“There was a definite gap in our presence on the water, specifically Brentwood Bay, and that gave me some real discomfort,” Lench says. “This horrific boating accident allowed us to shine a lens on the greater issue of safety on the water. We took proactive steps to eliminate future boating accidents.”
Lench and a team of officers came up with a marine safety plan in the fall of 2015 for use in the summer of 2016. Central Saanich police partnered with the RCMP South Island Integrated Marine Unit.
“I met with the corporal in charge of the unit and said: ‘I’d love to get a boat on the water every Saturday night in the summer to deal with the traffic related to the fireworks.’ ”
The department approved the overtime, sending an officer out on the boat with the RCMP to patrol Brentwood Bay on Saturdays, from late afternoon until the Butchart Gardens fireworks end.
“We were out every Saturday night,” Lench says. “We shared it around to whichever officers were available.
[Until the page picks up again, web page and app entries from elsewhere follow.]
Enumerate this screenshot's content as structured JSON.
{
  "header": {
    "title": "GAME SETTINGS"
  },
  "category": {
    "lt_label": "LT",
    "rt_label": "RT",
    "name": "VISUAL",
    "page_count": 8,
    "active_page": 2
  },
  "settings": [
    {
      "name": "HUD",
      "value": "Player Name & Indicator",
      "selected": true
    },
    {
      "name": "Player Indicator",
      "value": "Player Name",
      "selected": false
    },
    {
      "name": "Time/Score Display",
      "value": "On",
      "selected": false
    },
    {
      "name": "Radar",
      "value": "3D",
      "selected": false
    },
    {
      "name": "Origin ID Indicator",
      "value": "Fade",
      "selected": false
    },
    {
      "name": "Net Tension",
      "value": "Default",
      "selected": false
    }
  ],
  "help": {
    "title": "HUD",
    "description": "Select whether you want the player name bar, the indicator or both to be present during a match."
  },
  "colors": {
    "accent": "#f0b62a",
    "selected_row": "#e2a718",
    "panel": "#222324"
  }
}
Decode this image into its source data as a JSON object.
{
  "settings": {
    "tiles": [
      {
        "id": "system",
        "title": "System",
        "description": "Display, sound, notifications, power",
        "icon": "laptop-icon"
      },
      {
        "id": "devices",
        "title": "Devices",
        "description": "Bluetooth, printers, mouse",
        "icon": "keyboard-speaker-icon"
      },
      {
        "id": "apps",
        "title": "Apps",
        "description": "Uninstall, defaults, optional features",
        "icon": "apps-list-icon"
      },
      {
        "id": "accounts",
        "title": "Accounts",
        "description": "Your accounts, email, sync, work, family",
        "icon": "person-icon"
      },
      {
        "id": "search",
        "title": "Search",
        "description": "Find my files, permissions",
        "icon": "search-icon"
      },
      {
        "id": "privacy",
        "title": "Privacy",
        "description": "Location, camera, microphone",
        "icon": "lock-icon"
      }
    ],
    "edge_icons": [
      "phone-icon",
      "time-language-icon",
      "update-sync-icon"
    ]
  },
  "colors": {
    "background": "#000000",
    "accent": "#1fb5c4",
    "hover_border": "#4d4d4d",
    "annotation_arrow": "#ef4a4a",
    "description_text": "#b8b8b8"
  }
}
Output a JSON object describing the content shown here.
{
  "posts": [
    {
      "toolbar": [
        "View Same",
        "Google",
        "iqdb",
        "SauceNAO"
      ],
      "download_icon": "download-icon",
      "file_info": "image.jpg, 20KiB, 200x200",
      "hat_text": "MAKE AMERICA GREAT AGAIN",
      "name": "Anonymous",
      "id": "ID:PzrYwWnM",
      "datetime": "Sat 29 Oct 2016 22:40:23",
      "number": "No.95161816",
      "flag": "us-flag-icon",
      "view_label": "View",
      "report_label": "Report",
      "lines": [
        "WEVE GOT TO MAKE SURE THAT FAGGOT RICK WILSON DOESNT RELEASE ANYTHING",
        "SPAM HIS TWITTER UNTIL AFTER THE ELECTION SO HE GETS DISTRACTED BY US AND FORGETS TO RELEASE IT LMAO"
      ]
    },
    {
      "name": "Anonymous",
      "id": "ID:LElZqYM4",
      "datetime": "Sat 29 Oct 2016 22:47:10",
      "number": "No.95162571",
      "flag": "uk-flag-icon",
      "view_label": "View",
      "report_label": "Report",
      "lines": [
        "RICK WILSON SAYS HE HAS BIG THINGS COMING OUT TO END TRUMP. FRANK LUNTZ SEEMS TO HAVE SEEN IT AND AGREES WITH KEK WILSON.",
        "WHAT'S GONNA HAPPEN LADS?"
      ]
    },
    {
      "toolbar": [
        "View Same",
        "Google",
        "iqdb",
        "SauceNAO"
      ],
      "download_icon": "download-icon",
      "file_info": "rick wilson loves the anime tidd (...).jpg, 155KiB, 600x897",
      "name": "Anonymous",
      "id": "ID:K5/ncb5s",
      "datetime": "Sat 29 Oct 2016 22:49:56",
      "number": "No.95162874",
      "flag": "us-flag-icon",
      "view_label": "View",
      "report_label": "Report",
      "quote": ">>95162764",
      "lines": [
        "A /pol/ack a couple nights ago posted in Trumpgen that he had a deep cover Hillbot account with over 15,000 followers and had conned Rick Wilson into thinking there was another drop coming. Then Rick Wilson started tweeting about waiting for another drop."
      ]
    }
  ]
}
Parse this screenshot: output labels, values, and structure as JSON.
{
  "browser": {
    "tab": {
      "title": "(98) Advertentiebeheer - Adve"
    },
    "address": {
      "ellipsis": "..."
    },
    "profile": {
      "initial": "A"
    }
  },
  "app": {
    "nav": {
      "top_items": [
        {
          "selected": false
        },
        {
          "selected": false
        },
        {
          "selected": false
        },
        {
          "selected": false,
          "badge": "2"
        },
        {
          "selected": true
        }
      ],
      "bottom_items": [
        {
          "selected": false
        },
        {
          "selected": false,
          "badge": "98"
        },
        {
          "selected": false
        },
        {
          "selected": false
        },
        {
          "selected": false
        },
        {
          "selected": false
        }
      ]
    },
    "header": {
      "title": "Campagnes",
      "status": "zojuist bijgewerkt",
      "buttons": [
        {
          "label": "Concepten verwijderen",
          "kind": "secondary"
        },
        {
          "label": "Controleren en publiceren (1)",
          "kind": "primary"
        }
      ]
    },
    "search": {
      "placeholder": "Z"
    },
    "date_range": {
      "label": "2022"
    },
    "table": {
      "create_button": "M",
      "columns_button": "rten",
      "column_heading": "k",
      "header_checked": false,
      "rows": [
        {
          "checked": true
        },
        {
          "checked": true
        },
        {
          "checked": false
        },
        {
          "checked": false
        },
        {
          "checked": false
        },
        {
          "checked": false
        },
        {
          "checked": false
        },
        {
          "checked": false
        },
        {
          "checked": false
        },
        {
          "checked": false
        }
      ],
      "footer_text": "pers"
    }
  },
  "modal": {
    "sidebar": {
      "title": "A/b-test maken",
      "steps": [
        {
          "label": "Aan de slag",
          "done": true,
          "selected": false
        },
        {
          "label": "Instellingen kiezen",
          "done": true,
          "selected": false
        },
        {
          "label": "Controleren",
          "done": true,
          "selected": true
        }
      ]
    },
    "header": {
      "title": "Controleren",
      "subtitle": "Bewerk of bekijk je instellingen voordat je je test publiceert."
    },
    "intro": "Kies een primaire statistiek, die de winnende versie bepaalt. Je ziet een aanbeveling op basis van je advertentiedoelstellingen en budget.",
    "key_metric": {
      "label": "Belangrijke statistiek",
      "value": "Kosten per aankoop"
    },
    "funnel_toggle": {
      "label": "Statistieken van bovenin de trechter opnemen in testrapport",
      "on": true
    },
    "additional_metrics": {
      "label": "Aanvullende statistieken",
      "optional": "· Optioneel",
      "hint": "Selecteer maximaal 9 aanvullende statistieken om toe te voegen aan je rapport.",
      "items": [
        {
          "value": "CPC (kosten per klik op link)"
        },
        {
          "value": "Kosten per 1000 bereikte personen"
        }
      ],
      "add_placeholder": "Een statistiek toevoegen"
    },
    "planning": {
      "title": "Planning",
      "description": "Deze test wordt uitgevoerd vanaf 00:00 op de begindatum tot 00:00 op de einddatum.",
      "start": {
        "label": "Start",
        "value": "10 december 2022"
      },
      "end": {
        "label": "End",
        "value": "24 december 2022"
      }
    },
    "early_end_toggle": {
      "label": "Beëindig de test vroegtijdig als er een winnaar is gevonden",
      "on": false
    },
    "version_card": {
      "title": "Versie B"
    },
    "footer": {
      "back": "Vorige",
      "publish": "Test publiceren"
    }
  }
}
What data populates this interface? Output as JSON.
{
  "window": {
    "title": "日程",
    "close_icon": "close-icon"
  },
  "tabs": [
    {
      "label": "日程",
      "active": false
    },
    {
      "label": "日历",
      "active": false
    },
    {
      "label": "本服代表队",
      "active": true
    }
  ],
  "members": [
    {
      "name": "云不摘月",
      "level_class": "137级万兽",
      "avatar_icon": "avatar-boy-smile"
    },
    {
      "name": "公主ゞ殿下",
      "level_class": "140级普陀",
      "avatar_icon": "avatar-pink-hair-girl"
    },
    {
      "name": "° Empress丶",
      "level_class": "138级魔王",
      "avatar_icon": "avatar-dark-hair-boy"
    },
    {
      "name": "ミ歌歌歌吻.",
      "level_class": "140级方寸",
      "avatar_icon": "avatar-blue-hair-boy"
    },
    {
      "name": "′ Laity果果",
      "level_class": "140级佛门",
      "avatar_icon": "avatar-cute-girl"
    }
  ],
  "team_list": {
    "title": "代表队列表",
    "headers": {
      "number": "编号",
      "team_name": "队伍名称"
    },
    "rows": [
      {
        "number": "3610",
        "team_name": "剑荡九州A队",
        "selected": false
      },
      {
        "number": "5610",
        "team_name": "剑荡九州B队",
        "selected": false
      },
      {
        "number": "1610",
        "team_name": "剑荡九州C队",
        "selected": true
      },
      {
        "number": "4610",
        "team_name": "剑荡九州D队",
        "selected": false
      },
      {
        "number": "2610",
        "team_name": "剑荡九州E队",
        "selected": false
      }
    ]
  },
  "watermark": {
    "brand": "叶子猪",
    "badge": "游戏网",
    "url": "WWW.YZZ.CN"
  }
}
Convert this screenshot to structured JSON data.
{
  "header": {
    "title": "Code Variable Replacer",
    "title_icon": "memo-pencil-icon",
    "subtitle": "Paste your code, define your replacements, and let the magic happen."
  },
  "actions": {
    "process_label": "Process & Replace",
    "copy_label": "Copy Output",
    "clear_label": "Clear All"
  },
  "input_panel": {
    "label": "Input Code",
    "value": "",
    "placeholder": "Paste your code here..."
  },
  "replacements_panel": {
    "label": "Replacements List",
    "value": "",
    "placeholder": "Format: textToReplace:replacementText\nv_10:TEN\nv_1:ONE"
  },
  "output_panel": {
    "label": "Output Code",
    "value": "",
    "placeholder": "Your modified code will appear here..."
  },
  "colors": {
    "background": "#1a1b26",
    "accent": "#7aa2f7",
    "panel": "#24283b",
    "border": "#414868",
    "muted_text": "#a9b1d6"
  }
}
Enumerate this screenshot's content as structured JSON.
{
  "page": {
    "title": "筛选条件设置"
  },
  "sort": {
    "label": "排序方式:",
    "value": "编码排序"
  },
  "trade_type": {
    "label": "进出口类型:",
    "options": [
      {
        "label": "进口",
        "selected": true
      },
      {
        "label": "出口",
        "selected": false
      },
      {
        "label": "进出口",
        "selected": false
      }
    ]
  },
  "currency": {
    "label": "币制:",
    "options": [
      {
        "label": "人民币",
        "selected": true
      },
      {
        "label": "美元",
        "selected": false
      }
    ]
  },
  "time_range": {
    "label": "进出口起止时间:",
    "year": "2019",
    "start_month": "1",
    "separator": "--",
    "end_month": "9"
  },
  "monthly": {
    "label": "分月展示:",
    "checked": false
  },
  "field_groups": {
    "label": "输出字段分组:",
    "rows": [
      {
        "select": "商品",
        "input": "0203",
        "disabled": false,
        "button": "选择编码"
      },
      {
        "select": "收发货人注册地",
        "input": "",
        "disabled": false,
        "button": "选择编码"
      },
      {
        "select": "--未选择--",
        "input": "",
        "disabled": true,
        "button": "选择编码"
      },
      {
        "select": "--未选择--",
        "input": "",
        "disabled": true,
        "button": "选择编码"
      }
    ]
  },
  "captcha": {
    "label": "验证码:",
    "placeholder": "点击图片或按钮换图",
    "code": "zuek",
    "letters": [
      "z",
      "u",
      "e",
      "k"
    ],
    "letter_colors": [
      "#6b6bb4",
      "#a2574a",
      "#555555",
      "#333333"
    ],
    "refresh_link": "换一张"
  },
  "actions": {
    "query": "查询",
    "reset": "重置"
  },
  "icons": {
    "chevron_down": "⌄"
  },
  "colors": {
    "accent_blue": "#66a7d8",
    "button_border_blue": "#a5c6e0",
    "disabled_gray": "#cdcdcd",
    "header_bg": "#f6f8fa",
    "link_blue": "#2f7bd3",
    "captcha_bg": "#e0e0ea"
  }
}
It gave them the opportunity to get out on the water. They learned about the Canada Shipping Act, small vessel regulations or individuals drinking on the boat.”
A Central Saanich officer also goes out on the RCMP boat every second Thursday to patrol Brentwood Bay, he says. “We’re showing the citizens we are out there partnering with the RCMP, getting to know the marine part of our area.”
The stepped-up enforcement has been successful, he says. The Saturday night patrols gave out violation tickets for various offences. Officers check to make sure boat operators have proper lighting, life-jackets and a bailer. Two boaters have been charged with impaired operation of a vessel.
“We’ve received positive feedback from the public in the Brentwood Bay area,” Lench says. “They’ve noticed our presence. The waters are safer. Boats are more respectful of the law.”